Tuesday, January 12, 2010
Portrait Project - Request for Advice
I am starting a new project based upon taking portraits of a particular population I have been researching for some time now. With that in mind I recently had an opportunity to practice taking portraits as sort of a pre-project exercise. Here I give you the results, some explanation of the setting and finally ask for advice for my project.
The Setting: I have been frequenting a certain izakaya for the last several years and have become well-known by the owner, staff and regular customers. Many of these people have become good friends. Often times I take photos and I have actually posted photos of this setting on VAOJ before. I am not sure how many of these people understand that I am a visual anthropologist, but they do understand I am a university professor and I have been accepted as a regular customer. This year the izakaya scheduled a special shinnenkai, or new year's party, offering participants food and all you drink for four hours for a mere 2000 yen.
The Ethics: When I made my reservation to attend I asked the owner if I could take photos and I was given permission to do so. Before and during the event I made it known to all that I was the official photographer. Everyone seemed happy to have their photographs taken. By the end of the event the owner was making sure I was getting photos of certain individuals. Only one person had an objection to being photographed and I honored her/his request. I also made sure that s/he did not appear in any public or posted photographs by accident. I am giving copies of photographs to the owner and making many of them available on my Flickr account to other customers and friends.
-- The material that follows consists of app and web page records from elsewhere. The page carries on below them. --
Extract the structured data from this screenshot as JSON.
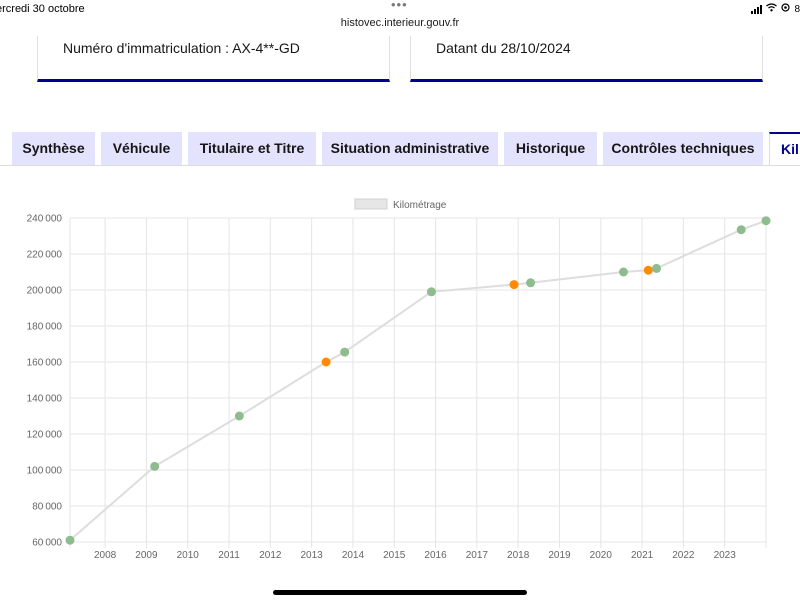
{
  "status_bar": {
    "date": "ercredi 30 octobre",
    "url": "histovec.interieur.gouv.fr",
    "battery": "8"
  },
  "cards": {
    "registration": "Numéro d'immatriculation : AX-4**-GD",
    "date": "Datant du 28/10/2024"
  },
  "tabs": [
    {
      "label": "Synthèse"
    },
    {
      "label": "Véhicule"
    },
    {
      "label": "Titulaire et Titre"
    },
    {
      "label": "Situation administrative"
    },
    {
      "label": "Historique"
    },
    {
      "label": "Contrôles techniques"
    },
    {
      "label": "Kil",
      "active": true
    }
  ],
  "colors": {
    "ok": "#8fbc8f",
    "warning": "#ff8c00",
    "line": "#dddddd",
    "tab_bg": "#e3e3fd",
    "accent": "#000091"
  },
  "chart_data": {
    "type": "line",
    "legend": [
      "Kilométrage"
    ],
    "legend_position": "top-center",
    "grid": true,
    "x_ticks": [
      "2008",
      "2009",
      "2010",
      "2011",
      "2012",
      "2013",
      "2014",
      "2015",
      "2016",
      "2017",
      "2018",
      "2019",
      "2020",
      "2021",
      "2022",
      "2023"
    ],
    "y_ticks": [
      "60000",
      "80000",
      "100000",
      "120000",
      "140000",
      "160000",
      "180000",
      "200000",
      "220000",
      "240000"
    ],
    "ylim": [
      60000,
      240000
    ],
    "xlim": [
      2007.15,
      2024.0
    ],
    "series": [
      {
        "name": "Kilométrage",
        "points": [
          {
            "x": 2007.15,
            "y": 61000,
            "status": "ok"
          },
          {
            "x": 2009.2,
            "y": 102000,
            "status": "ok"
          },
          {
            "x": 2011.25,
            "y": 130000,
            "status": "ok"
          },
          {
            "x": 2013.35,
            "y": 160000,
            "status": "warning"
          },
          {
            "x": 2013.8,
            "y": 165500,
            "status": "ok"
          },
          {
            "x": 2015.9,
            "y": 199000,
            "status": "ok"
          },
          {
            "x": 2017.9,
            "y": 203000,
            "status": "warning"
          },
          {
            "x": 2018.3,
            "y": 204000,
            "status": "ok"
          },
          {
            "x": 2020.55,
            "y": 210000,
            "status": "ok"
          },
          {
            "x": 2021.15,
            "y": 211000,
            "status": "warning"
          },
          {
            "x": 2021.35,
            "y": 212000,
            "status": "ok"
          },
          {
            "x": 2023.4,
            "y": 233500,
            "status": "ok"
          },
          {
            "x": 2024.0,
            "y": 238500,
            "status": "ok"
          }
        ]
      }
    ]
  }
}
I include getting permission in such detail because of my interest in the ethics of photographing in the Japanese public and because of some recent blogs discussing photographing in public without prior permission and almost bragging about still shooting when asked not to. (I commented about this on one particular blog and warned about the strict/paranoid laws in Japan, but the author responded by deleting my comments.) I discuss ethics and legalities not to discourage students/people from taking photos in public but rather to encourage interaction. By simply asking permission one can start a dialogue and get more information about the context of the photo. Respecting the people one photographs is important as well.
Anyway, I found myself in a very advantageous setting where people were allowing me to get in their face and take photos of them. Here are my results. I beg feedback and advice from VAOJ readers about theses portraits.
The Questions: In particular I am interested in the following two questions:
1) What information would you like to have included with an individual's portrait? (For example, age, occupation, education, hobbies, etc.)
2) What information would you like to have included that would put these portraits in a Japanese context? I see this project as ethnographic in nature, so how can I make sure my audience(s) understand I am describing Japanese culture(s)?
Advice on photographic technique is also solicited. Most of these portraits were close-up shots with very little cropping done after the photo was taken. I tweeked exposure and contrast a bit when needed (usually to compensate for poor lighting).
As I said before, very little cropping was done after taking the photograph. No cropping was done in the following shot. The blurring effect comes from the person making the infamous peace sign during the shot.
Black and white or color?
The last shot I cropped a lot out in an attempt at artistic endeavor. Of course I want to focus on her face, but I also want to have my audience(s) wonder about what is being cropped out as well.
Black and white or color?
For my project I want to focus on the face (I think) of the individual within Japanese cultural contexts. So once again I ask for your advice and feedback.
The shinnenkai was a lot of fun as well as a chance for an academic exercise. This year has been important for the izakaya because the master has begun to turn over the shop to his daughter and her husband. So stay tuned, there might be more posting on this izakaya. In the meantime, if you are interested you can click here to see more shots of the shinnenkai.